We all know caregiver stress is a big problem. But WHY is caregiving so stressful? Nobody really talks about them, but we think these two reasons make caring for an older adult extra difficult.
1. You know exactly how this will end
We all know how the caregiving journey ends. Serious disease plus advanced age isn’t something that anybody recovers from. And nobody in history has ever survived the aging process, right?
This inevitable ending to the caregiving journey can make you feel many different emotions including sadness, anger, hope that it can be delayed a long time, or the desire to fight hard against it.
This creates an underlying source of stress and tension because you know your senior is slowly moving toward that final day and it makes you feel anything but happy.
2. You feel constant, unrelenting worry
Because of age-related issues or medical conditions (or both), your senior isn’t in the best shape. After all, that’s why they need care in the first place. No matter what, you’re probably always worried about them.
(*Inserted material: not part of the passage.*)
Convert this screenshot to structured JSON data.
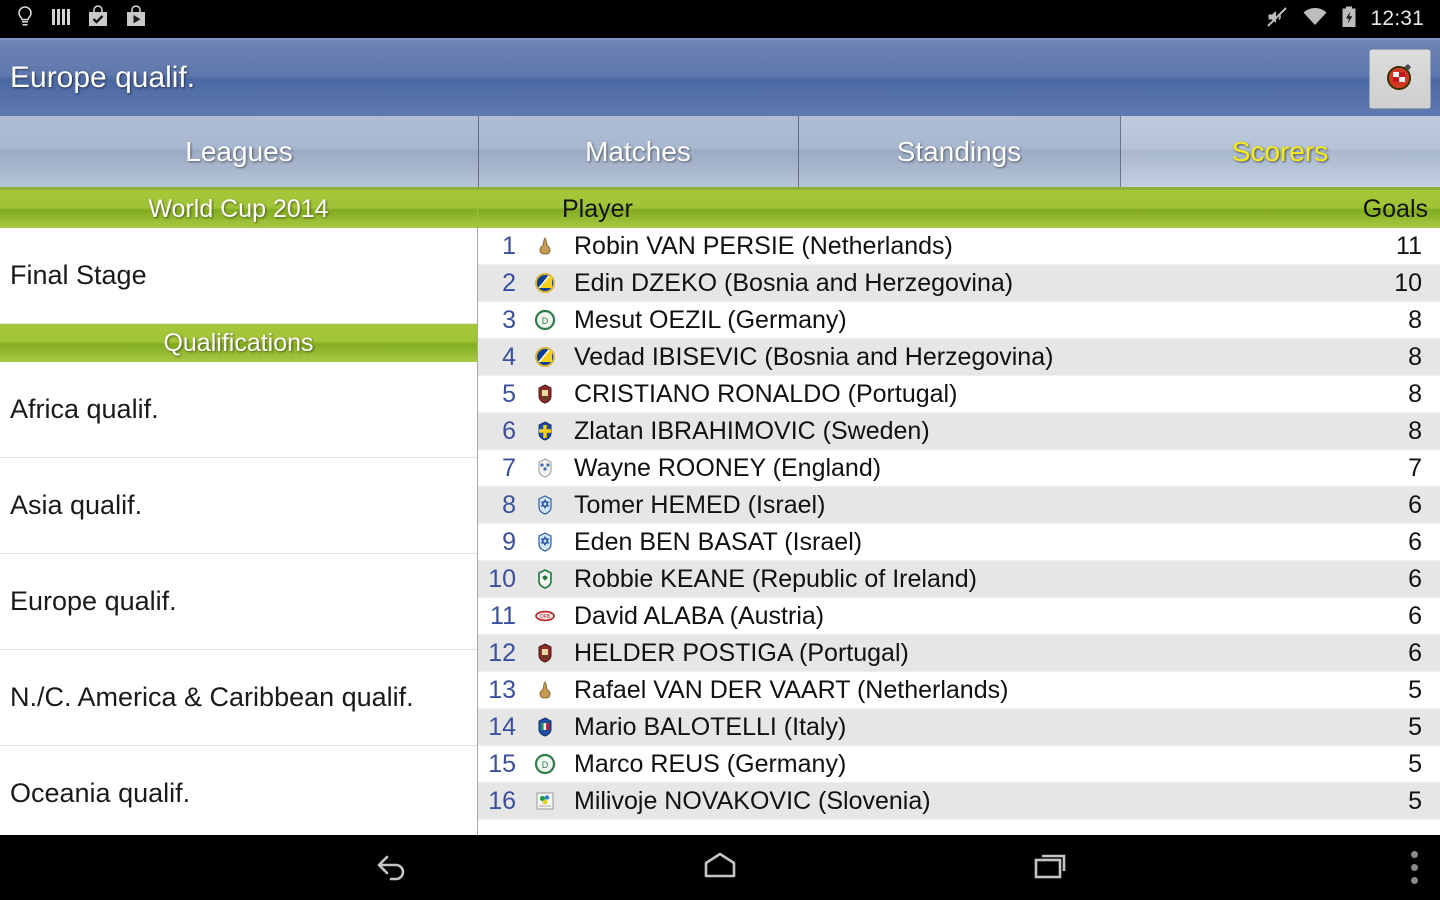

Are they eating well, taking medication, sleeping enough, falling down, bathing often enough, etc? The things you can worry about are endless and are a major source of stress.
3 tips to deal with this stress
It’s important to not let these strong thoughts and feelings take over your brain and add to the day-to-day stress of being a caregiver.
Here are a few tips for managing these thoughts and feelings.
1. Stay in the moment
It may sound corny, but being in the moment of whatever you’re doing really helps. Focus on whatever you’re doing right now, not what may or may not happen next month or even an hour from now.
Make the most of the present moment and really experience life as it’s happening to help reclaim control of your emotions and stress levels.
2. Talk about how you feel
Saying what’s on your mind and getting perspective from other people in the same situation is comforting. It also helps stop the negative or sad thoughts that seem stuck in your brain.
Find a local caregiving or aging support group and try it out. Even if you don’t want to discuss your feelings, it will still help to listen and know that you’re not the only one feeling this way.
3. Talk with a counselor
Your thoughts and feelings are powerful and can actually affect your physical health. It’s important to learn to cope with the challenges that caregiving brings. Sometimes, it’s best to get help from a trained professional.
Counselors and therapists give advice about managing strong feelings and help you understand why you feel the way you do.
By DailyCaring Editorial Staff
Image: 50 and Beyond